I asked her about role models: for riding, for acting, and on being one herself. It turns out that Alisha is a Reed Kessler fangirl. “Every time we’re at the same show I have to go and take photos of her,” she gushed. Dakota Fanning and Chloë Grace Moretz are also on top of her list; actors who started young and have matured into talented and successful women. “They’ve stayed really humble and they’ve stayed true to who they are,” Alisha said. She credits her character, Georgie, for giving young girls a strong personality to look up to – a down-to-earth young woman who is not afraid to get her hands dirty in the barn.
Growing up alongside her character in the show, Alisha admitted that herself and Georgie may have rubbed off on each other, personality-wise. “We’re pretty similar in how she is now, although I’m not as tomboyish as her,” she said. “Playing Georgie has taught me to be a lot more patient and taught me a lot about bravery when working with horses. I don’t know what traits she’s adopted of mine… maybe my stubbornness.” Alisha laughed.
Alisha’s relationship with the horses on set is just as important as with her own. In particular with Jag, the main horse who plays Phoenix (there are also a few stunt doubles) on the show. “When we first brought him in, I was 10 years old. I like to maul the horses with love – so he got really annoyed with me,” she laughed. “Every time I came up to him he would be like ‘ugh, this girl again.’ But now that he’s gotten older he’s become a lot less grumpy, and we’ve kind of developed a little bit of a bond because we’ve been working together for so long.”
And what’s next for Georgie on Heartland? “Next season you see Georgie really get into a lot more show jumping and becoming very serious with her riding. She gets a new trainer and gets super serious about going to the Olympics. My character just gets very, very focused and very competitive – and sometimes she takes it a little too far.”

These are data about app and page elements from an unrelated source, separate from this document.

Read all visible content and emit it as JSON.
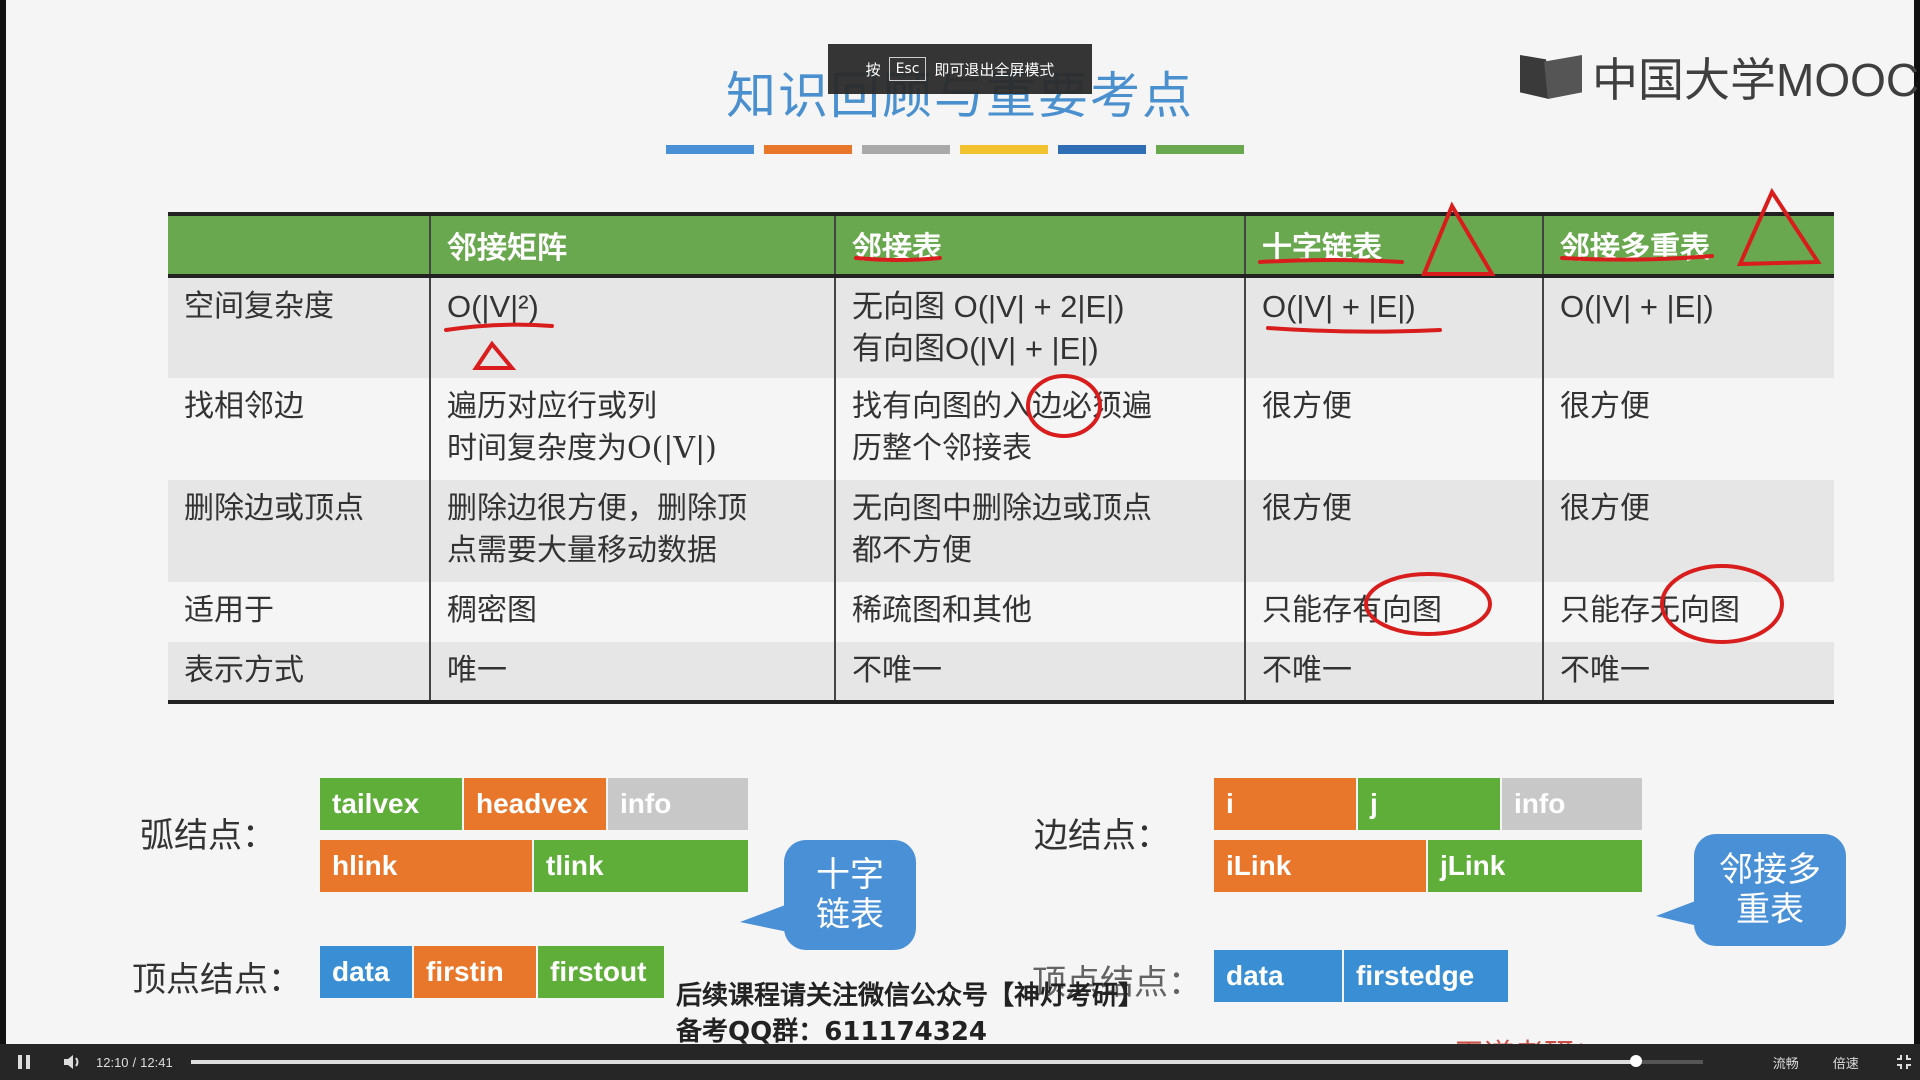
{
  "fullscreen_tip": {
    "prefix": "按",
    "key": "Esc",
    "suffix": "即可退出全屏模式"
  },
  "slide": {
    "title": "知识回顾与重要考点",
    "color_bars": [
      "#4a90d6",
      "#e8772c",
      "#a9a9a9",
      "#f2c12e",
      "#2f6db5",
      "#6aa84f"
    ],
    "logo_text": "中国大学MOOC",
    "table": {
      "headers": [
        "",
        "邻接矩阵",
        "邻接表",
        "十字链表",
        "邻接多重表"
      ],
      "rows": [
        {
          "label": "空间复杂度",
          "cells": [
            "O(|V|²)",
            "无向图 O(|V| + 2|E|)\n有向图O(|V| + |E|)",
            "O(|V| + |E|)",
            "O(|V| + |E|)"
          ]
        },
        {
          "label": "找相邻边",
          "cells": [
            "遍历对应行或列\n时间复杂度为O(|V|)",
            "找有向图的入边必须遍\n历整个邻接表",
            "很方便",
            "很方便"
          ]
        },
        {
          "label": "删除边或顶点",
          "cells": [
            "删除边很方便，删除顶\n点需要大量移动数据",
            "无向图中删除边或顶点\n都不方便",
            "很方便",
            "很方便"
          ]
        },
        {
          "label": "适用于",
          "cells": [
            "稠密图",
            "稀疏图和其他",
            "只能存有向图",
            "只能存无向图"
          ]
        },
        {
          "label": "表示方式",
          "cells": [
            "唯一",
            "不唯一",
            "不唯一",
            "不唯一"
          ]
        }
      ]
    },
    "arc_node": {
      "label": "弧结点：",
      "row1": [
        "tailvex",
        "headvex",
        "info"
      ],
      "row2": [
        "hlink",
        "tlink"
      ]
    },
    "vertex_node_left": {
      "label": "顶点结点：",
      "cells": [
        "data",
        "firstin",
        "firstout"
      ]
    },
    "bubble_left": "十字\n链表",
    "edge_node": {
      "label": "边结点：",
      "row1": [
        "i",
        "j",
        "info"
      ],
      "row2": [
        "iLink",
        "jLink"
      ]
    },
    "vertex_node_right": {
      "label": "顶点结点：",
      "cells": [
        "data",
        "firstedge"
      ]
    },
    "bubble_right": "邻接多\n重表",
    "promo_line1": "后续课程请关注微信公众号【神灯考研】",
    "promo_line2": "备考QQ群：611174324",
    "watermark": "王道考研/CSKAOYAN.COM"
  },
  "player": {
    "current_time": "12:10",
    "separator": "/",
    "duration": "12:41",
    "progress_fraction": 0.956,
    "quality_label": "流畅",
    "speed_label": "倍速"
  }
}
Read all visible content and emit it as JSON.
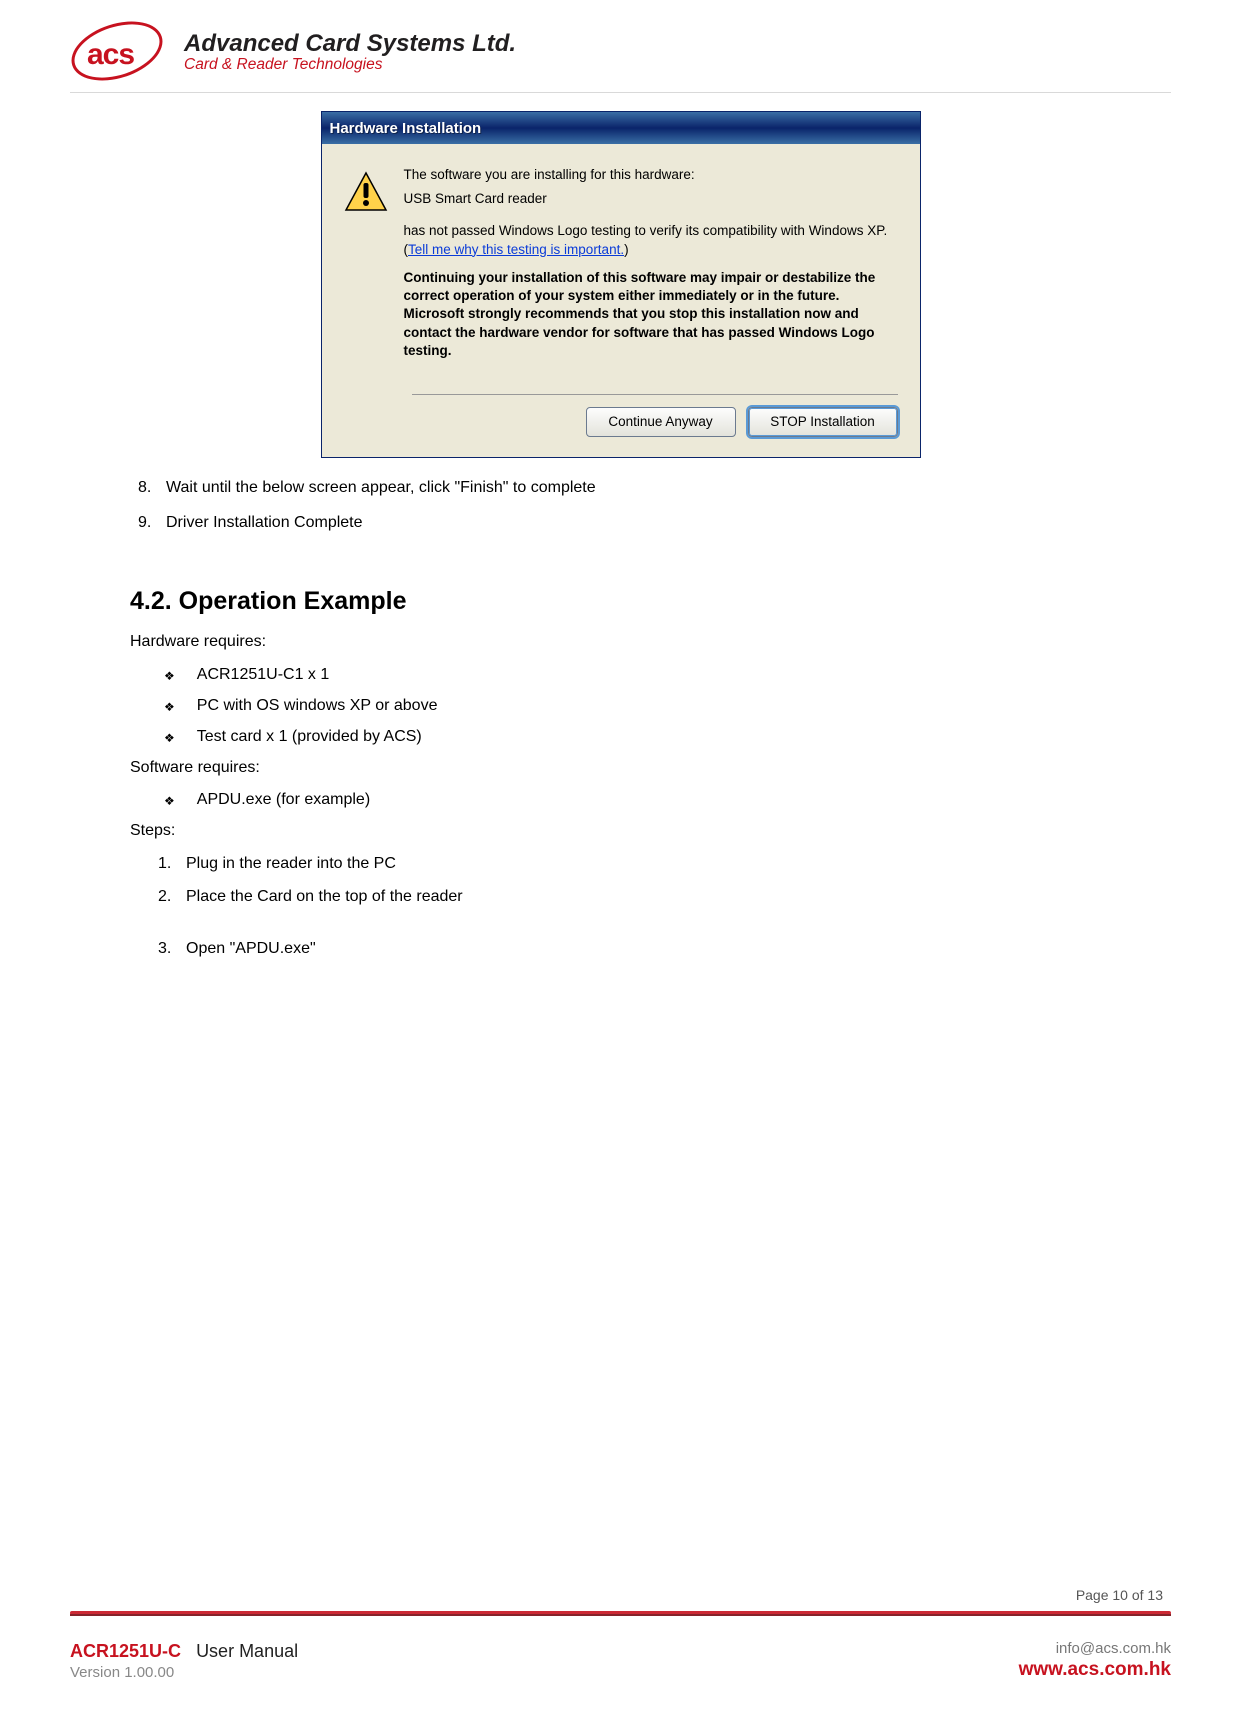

Alisha stopped. “That’s all I can tell you,” she smiled, a little mischievously.